• **Aim of the task**: Every record must come back unchanged, apart from the pictures, which are dropped.

Dataset rows for apps and sites:
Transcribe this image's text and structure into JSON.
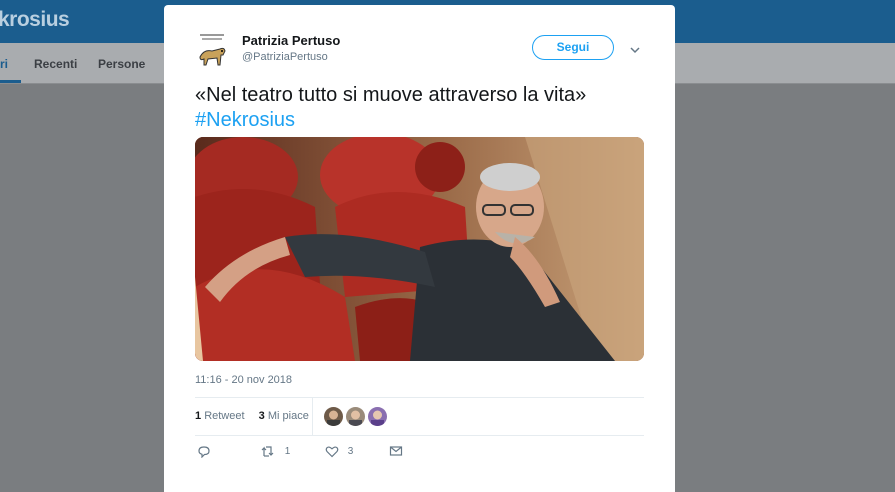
{
  "background": {
    "title": "krosius",
    "tabs": [
      "ri",
      "Recenti",
      "Persone"
    ]
  },
  "tweet": {
    "author_name": "Patrizia Pertuso",
    "author_handle": "@PatriziaPertuso",
    "follow_label": "Segui",
    "text": "«Nel teatro tutto si muove attraverso la vita»",
    "hashtag": "#Nekrosius",
    "timestamp": "11:16 - 20 nov 2018",
    "retweet_count": "1",
    "retweet_label": "Retweet",
    "like_count": "3",
    "like_label": "Mi piace",
    "action_retweets": "1",
    "action_likes": "3"
  },
  "colors": {
    "accent": "#1da1f2",
    "header": "#1b5d8e"
  }
}
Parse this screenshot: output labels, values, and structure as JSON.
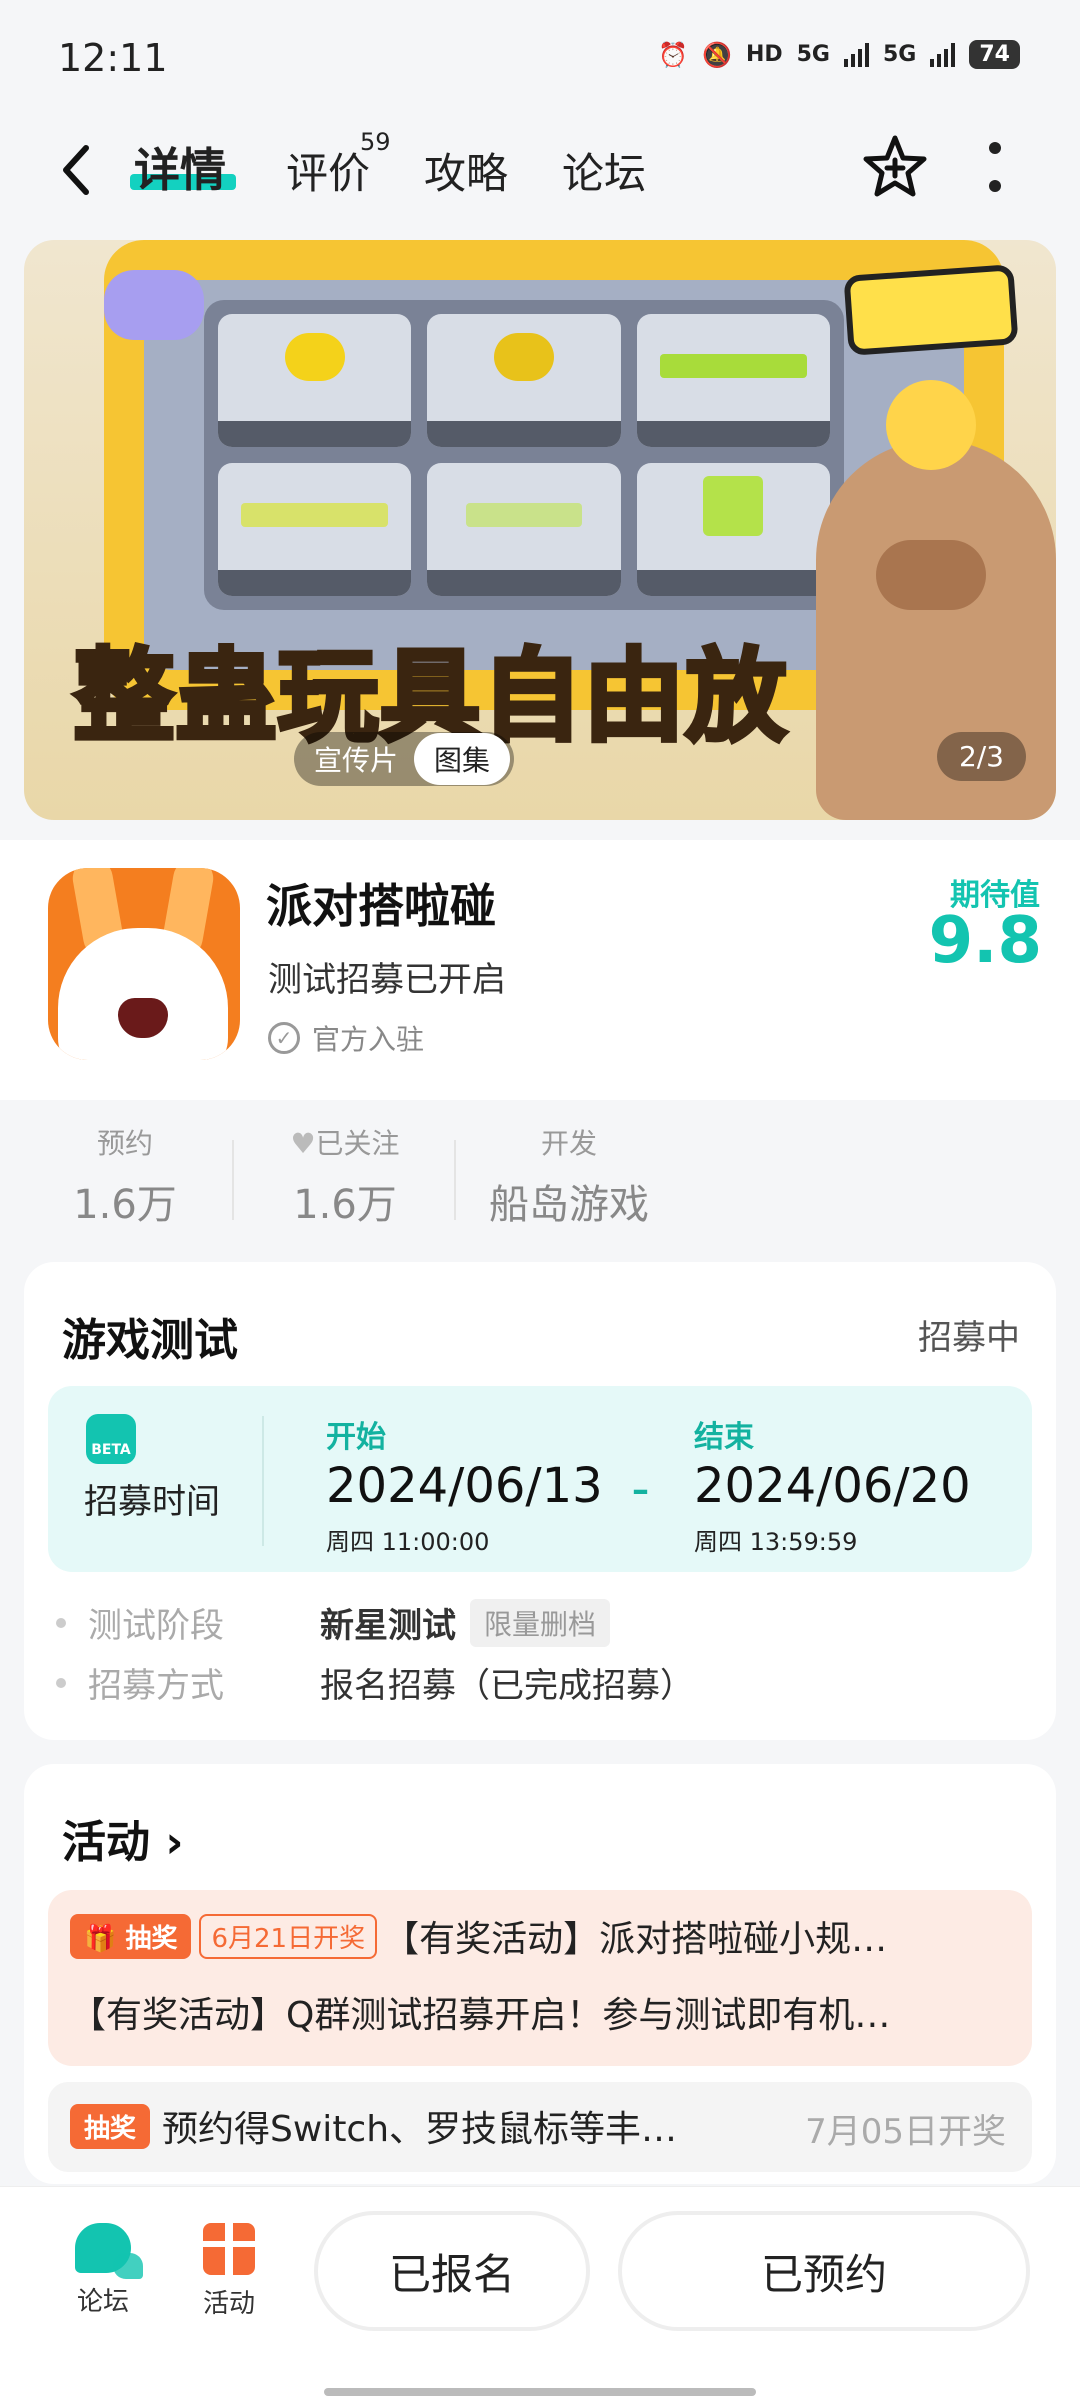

• **Result of the task**:
Transcribe this image's text and structure into JSON.
{
  "background": {
    "title": "krosius",
    "tabs": [
      "ri",
      "Recenti",
      "Persone"
    ]
  },
  "tweet": {
    "author_name": "Patrizia Pertuso",
    "author_handle": "@PatriziaPertuso",
    "follow_label": "Segui",
    "text": "«Nel teatro tutto si muove attraverso la vita»",
    "hashtag": "#Nekrosius",
    "timestamp": "11:16 - 20 nov 2018",
    "retweet_count": "1",
    "retweet_label": "Retweet",
    "like_count": "3",
    "like_label": "Mi piace",
    "action_retweets": "1",
    "action_likes": "3"
  },
  "colors": {
    "accent": "#1da1f2",
    "header": "#1b5d8e"
  }
}
Parse this screenshot: output labels, values, and structure as JSON.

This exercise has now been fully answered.